------ Records provided ------
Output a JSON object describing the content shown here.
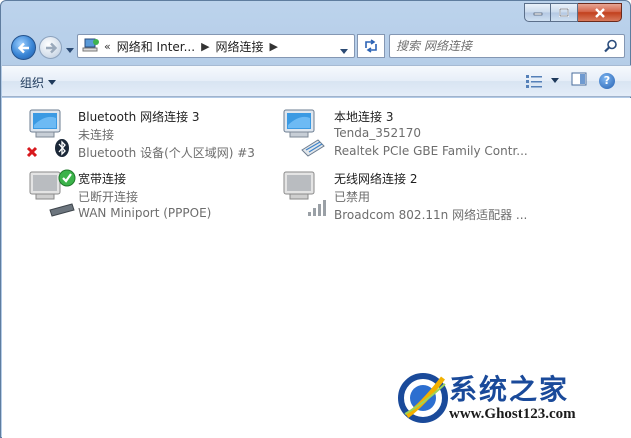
{
  "address": {
    "overflow": "«",
    "crumbs": [
      "网络和 Inter...",
      "网络连接"
    ]
  },
  "search": {
    "placeholder": "搜索 网络连接"
  },
  "toolbar": {
    "organize_label": "组织",
    "help_label": "?"
  },
  "connections": [
    {
      "name": "Bluetooth 网络连接 3",
      "status": "未连接",
      "device": "Bluetooth 设备(个人区域网) #3",
      "icon": "bluetooth-network-icon"
    },
    {
      "name": "本地连接 3",
      "status": "Tenda_352170",
      "device": "Realtek PCIe GBE Family Contr...",
      "icon": "ethernet-network-icon"
    },
    {
      "name": "宽带连接",
      "status": "已断开连接",
      "device": "WAN Miniport (PPPOE)",
      "icon": "broadband-network-icon"
    },
    {
      "name": "无线网络连接 2",
      "status": "已禁用",
      "device": "Broadcom 802.11n 网络适配器 ...",
      "icon": "wireless-network-icon"
    }
  ],
  "watermark": {
    "title": "系统之家",
    "url": "www.Ghost123.com"
  },
  "colors": {
    "accent": "#3a86d6",
    "window_glass": "#b9d0ea",
    "watermark_blue": "#1a4a9a"
  }
}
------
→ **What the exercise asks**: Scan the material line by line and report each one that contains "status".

→ **Response to this exercise**:
      "status": "未连接",
      "status": "Tenda_352170",
      "status": "已断开连接",
      "status": "已禁用",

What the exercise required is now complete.